I have recently adapted that script to do something new. This new script will gather the tabs in the frontmost Safari window and create a note in the Notes app with all the links (then, presumably, you would want to clean out and close most of the tabs)
Also I learned that the Safari tabs from all your Macs and iOS devices are stored in the `~/Library/SyncedPreferences/com.apple.Safari.plist` and extended the script to read that instead of grabbing them directly from Safari:
To use it is probably easiest to enable the Script menu (in Script Editor > Preferences) and drop the scripts in the `~/Library/Scripts/Applications/Safari` folder.
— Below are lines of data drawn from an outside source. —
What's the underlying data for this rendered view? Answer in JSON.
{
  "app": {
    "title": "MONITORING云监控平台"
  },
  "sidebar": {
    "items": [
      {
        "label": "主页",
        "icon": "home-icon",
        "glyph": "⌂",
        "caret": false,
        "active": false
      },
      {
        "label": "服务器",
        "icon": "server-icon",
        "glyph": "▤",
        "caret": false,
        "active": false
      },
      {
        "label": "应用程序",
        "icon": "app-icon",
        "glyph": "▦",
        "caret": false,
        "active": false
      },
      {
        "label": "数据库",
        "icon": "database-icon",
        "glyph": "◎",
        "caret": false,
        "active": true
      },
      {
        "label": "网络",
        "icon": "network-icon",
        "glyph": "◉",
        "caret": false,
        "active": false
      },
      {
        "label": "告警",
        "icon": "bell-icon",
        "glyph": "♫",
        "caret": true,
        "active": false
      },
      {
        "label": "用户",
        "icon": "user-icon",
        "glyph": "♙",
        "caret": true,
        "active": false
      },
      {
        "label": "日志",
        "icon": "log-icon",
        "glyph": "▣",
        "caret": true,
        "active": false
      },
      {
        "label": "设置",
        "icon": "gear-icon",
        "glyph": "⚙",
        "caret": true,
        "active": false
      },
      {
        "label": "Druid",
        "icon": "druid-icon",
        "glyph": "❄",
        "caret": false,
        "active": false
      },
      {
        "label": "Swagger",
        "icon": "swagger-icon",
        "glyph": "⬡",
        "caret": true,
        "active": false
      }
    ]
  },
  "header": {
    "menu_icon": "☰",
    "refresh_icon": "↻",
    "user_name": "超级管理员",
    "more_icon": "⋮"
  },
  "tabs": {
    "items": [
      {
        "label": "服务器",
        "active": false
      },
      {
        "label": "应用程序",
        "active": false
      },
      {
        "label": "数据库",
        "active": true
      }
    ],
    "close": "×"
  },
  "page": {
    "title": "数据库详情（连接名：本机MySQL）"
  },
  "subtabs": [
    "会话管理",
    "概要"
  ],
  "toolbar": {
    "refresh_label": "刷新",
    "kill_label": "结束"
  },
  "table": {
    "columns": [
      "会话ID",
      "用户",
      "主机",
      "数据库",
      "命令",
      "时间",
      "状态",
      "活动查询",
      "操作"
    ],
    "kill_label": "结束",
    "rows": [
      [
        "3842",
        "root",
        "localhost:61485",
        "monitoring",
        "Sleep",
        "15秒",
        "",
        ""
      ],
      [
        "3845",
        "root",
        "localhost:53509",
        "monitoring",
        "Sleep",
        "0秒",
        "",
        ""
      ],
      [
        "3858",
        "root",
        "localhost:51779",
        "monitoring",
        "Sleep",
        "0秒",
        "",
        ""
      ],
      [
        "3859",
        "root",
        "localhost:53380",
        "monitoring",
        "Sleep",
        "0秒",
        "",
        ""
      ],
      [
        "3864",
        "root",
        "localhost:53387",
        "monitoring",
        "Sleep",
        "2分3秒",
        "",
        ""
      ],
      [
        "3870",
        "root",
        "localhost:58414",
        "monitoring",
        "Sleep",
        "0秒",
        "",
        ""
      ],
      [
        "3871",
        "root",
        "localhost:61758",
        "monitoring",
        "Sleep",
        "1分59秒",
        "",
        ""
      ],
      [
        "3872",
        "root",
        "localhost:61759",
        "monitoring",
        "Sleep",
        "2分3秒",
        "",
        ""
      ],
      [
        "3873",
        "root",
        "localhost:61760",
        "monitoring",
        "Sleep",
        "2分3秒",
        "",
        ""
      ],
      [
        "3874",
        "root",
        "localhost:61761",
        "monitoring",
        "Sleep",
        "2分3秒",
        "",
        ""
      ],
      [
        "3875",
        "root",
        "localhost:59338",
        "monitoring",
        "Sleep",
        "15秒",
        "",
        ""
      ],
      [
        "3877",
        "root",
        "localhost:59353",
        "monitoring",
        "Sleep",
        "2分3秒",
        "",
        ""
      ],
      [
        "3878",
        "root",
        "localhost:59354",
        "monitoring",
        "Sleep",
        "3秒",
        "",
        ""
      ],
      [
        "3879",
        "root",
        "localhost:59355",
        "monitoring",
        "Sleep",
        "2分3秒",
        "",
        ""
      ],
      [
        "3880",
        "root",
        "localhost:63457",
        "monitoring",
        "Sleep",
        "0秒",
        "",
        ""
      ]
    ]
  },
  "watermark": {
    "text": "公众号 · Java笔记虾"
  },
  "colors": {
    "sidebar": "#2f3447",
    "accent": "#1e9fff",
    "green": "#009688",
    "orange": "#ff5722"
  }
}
Several people I follow in Twitter have pointed a quite useful looking tools called ShellCheck. It will scan shell script code for common problems that may lead to errors later, especially quoting.
However, the script is written in Haskell, which brings with it a rat’s tail of dependencies if you want to install it on your own Mac.
Since I did not want to bother with that I wrote a script that will grab the code from the frontmost BBEdit window and paste it into the webpage:
Drop this in your BBEdit Scripts folder and enjoy!
In OS X 10.9 Mavericks Apple added the option to connect a Mac client to Active Directory with a configuration profile. In previous OS versions admins have to script AD connection with the
dsconfigad CLI tool.
Many of the configuration options for this profile are described here. By default the client Mac’s
hostname will be used as the machine record name to connect to AD. However, you can provide a
ClientID key to override the default. There are also placeholders you can provide for this filed as described here. In our setup we use the
ComputerName (as defined in Sharing preference pane or with
scutil --set ComputerName) instead, since the hostname of a given MacBook may change depending on which Thunderbolt ethernet adaptor is used.
The easiest way to create an Active Directory Profile is to use Profile Manager on OS X Server to create one with the settings you want, then download the profile and further edit in a text editor. You can also use this generic Active Directory configuration profile as a starting point.
Great overview on new scripting features in OSX 10.9 Mavericks:
I have used this for few things:
This could come in useful in many situations.